• EXERCISE REQUIREMENTS
Exact reproduction of all the entries is required, without any of their pictures.

:: MATERIAL FOR THIS TASK

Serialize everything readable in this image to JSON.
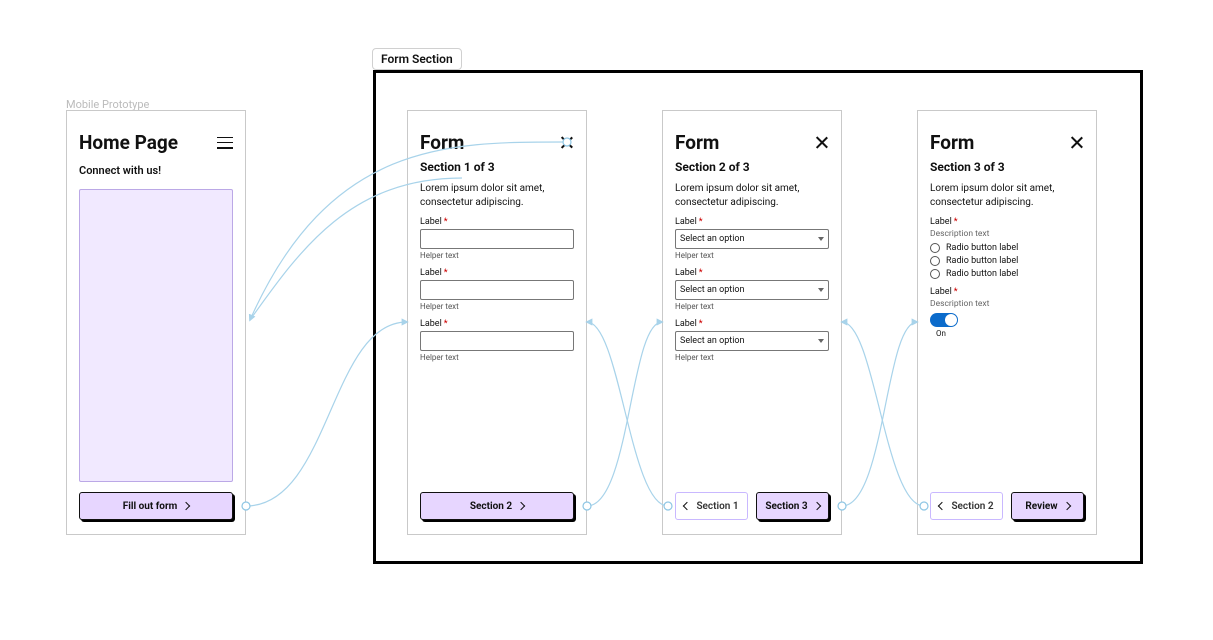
{
  "groupLabel": "Mobile Prototype",
  "sectionBadge": "Form Section",
  "home": {
    "title": "Home Page",
    "subhead": "Connect with us!",
    "cta": "Fill out form"
  },
  "form": {
    "title": "Form",
    "desc": "Lorem ipsum dolor sit amet, consectetur adipiscing.",
    "label": "Label",
    "helper": "Helper text",
    "selectPlaceholder": "Select an option",
    "descText": "Description text",
    "radio": "Radio button label",
    "toggleCap": "On"
  },
  "screens": [
    {
      "section": "Section 1 of 3",
      "navPrev": "",
      "navNext": "Section 2"
    },
    {
      "section": "Section 2 of 3",
      "navPrev": "Section 1",
      "navNext": "Section 3"
    },
    {
      "section": "Section 3 of 3",
      "navPrev": "Section 2",
      "navNext": "Review"
    }
  ]
}
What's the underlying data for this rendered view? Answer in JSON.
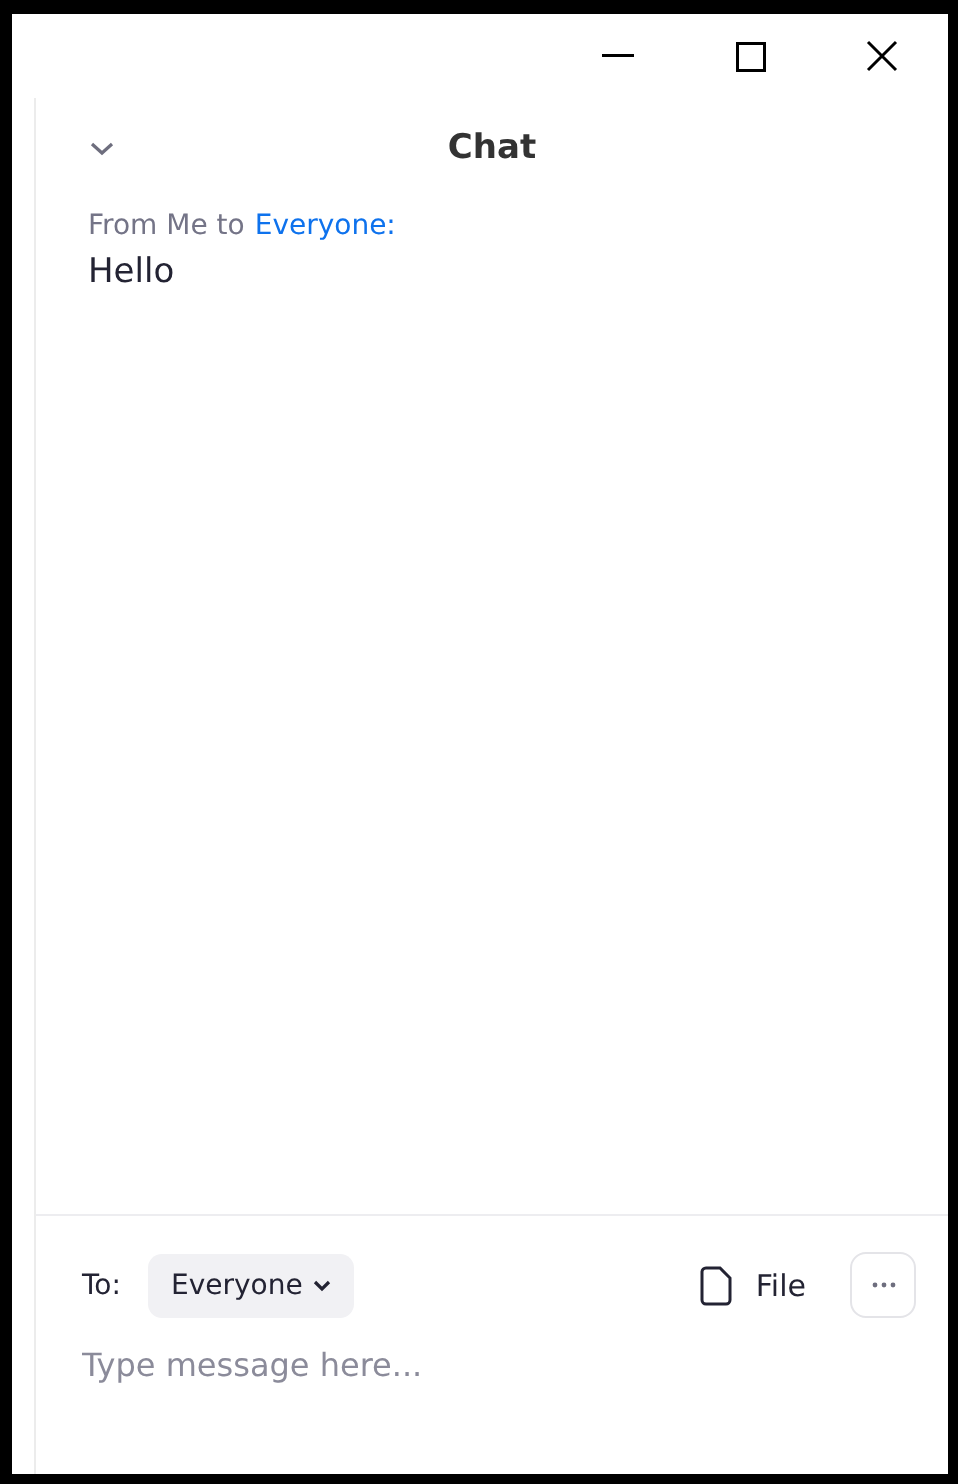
{
  "window": {
    "controls": [
      {
        "kind": "minimize"
      },
      {
        "kind": "maximize"
      },
      {
        "kind": "close"
      }
    ]
  },
  "chat": {
    "title": "Chat",
    "messages": [
      {
        "from": "From Me to",
        "to": "Everyone:",
        "text": "Hello"
      }
    ]
  },
  "composer": {
    "to_label": "To:",
    "recipient": "Everyone",
    "file_label": "File",
    "placeholder": "Type message here..."
  }
}
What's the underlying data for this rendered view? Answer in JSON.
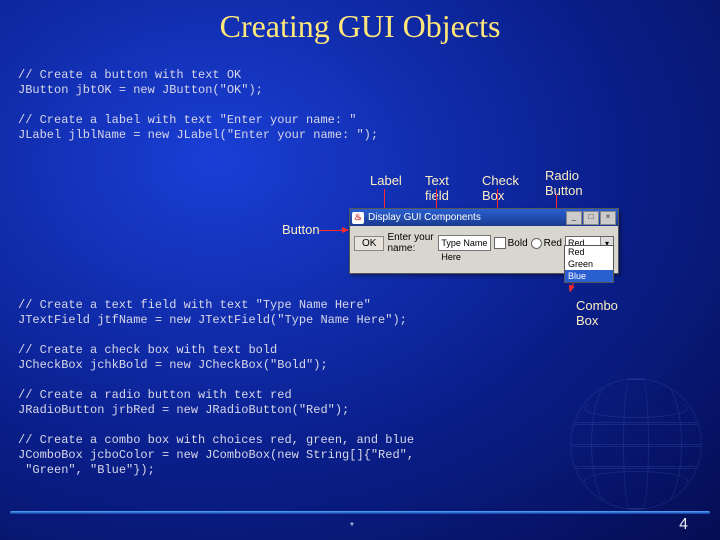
{
  "title": "Creating GUI Objects",
  "code1": "// Create a button with text OK\nJButton jbtOK = new JButton(\"OK\");\n\n// Create a label with text \"Enter your name: \"\nJLabel jlblName = new JLabel(\"Enter your name: \");",
  "code2": "// Create a text field with text \"Type Name Here\"\nJTextField jtfName = new JTextField(\"Type Name Here\");\n\n// Create a check box with text bold\nJCheckBox jchkBold = new JCheckBox(\"Bold\");\n\n// Create a radio button with text red\nJRadioButton jrbRed = new JRadioButton(\"Red\");\n\n// Create a combo box with choices red, green, and blue\nJComboBox jcboColor = new JComboBox(new String[]{\"Red\",\n \"Green\", \"Blue\"});",
  "annotations": {
    "button": "Button",
    "label": "Label",
    "text": "Text\nfield",
    "check": "Check\nBox",
    "radio": "Radio\nButton",
    "combo": "Combo\nBox"
  },
  "window": {
    "title": "Display GUI Components",
    "ok": "OK",
    "label": "Enter your name:",
    "textfield": "Type Name Here",
    "checkbox": "Bold",
    "radio": "Red",
    "combo_value": "Red",
    "combo_items": [
      "Red",
      "Green",
      "Blue"
    ],
    "combo_selected": "Blue"
  },
  "page_number": "4",
  "asterisk": "*"
}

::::

• ANSWER BOX
Serialize everything readable in this image to JSON.
{
  "groupLabel": "Mobile Prototype",
  "sectionBadge": "Form Section",
  "home": {
    "title": "Home Page",
    "subhead": "Connect with us!",
    "cta": "Fill out form"
  },
  "form": {
    "title": "Form",
    "desc": "Lorem ipsum dolor sit amet, consectetur adipiscing.",
    "label": "Label",
    "helper": "Helper text",
    "selectPlaceholder": "Select an option",
    "descText": "Description text",
    "radio": "Radio button label",
    "toggleCap": "On"
  },
  "screens": [
    {
      "section": "Section 1 of 3",
      "navPrev": "",
      "navNext": "Section 2"
    },
    {
      "section": "Section 2 of 3",
      "navPrev": "Section 1",
      "navNext": "Section 3"
    },
    {
      "section": "Section 3 of 3",
      "navPrev": "Section 2",
      "navNext": "Review"
    }
  ]
}
What's the underlying data for this rendered view? Answer in JSON.
{
  "window": {
    "controls": [
      {
        "kind": "minimize"
      },
      {
        "kind": "maximize"
      },
      {
        "kind": "close"
      }
    ]
  },
  "chat": {
    "title": "Chat",
    "messages": [
      {
        "from": "From Me to",
        "to": "Everyone:",
        "text": "Hello"
      }
    ]
  },
  "composer": {
    "to_label": "To:",
    "recipient": "Everyone",
    "file_label": "File",
    "placeholder": "Type message here..."
  }
}
What's the underlying data for this rendered view? Answer in JSON.
{
  "title": "Creating GUI Objects",
  "code1": "// Create a button with text OK\nJButton jbtOK = new JButton(\"OK\");\n\n// Create a label with text \"Enter your name: \"\nJLabel jlblName = new JLabel(\"Enter your name: \");",
  "code2": "// Create a text field with text \"Type Name Here\"\nJTextField jtfName = new JTextField(\"Type Name Here\");\n\n// Create a check box with text bold\nJCheckBox jchkBold = new JCheckBox(\"Bold\");\n\n// Create a radio button with text red\nJRadioButton jrbRed = new JRadioButton(\"Red\");\n\n// Create a combo box with choices red, green, and blue\nJComboBox jcboColor = new JComboBox(new String[]{\"Red\",\n \"Green\", \"Blue\"});",
  "annotations": {
    "button": "Button",
    "label": "Label",
    "text": "Text\nfield",
    "check": "Check\nBox",
    "radio": "Radio\nButton",
    "combo": "Combo\nBox"
  },
  "window": {
    "title": "Display GUI Components",
    "ok": "OK",
    "label": "Enter your name:",
    "textfield": "Type Name Here",
    "checkbox": "Bold",
    "radio": "Red",
    "combo_value": "Red",
    "combo_items": [
      "Red",
      "Green",
      "Blue"
    ],
    "combo_selected": "Blue"
  },
  "page_number": "4",
  "asterisk": "*"
}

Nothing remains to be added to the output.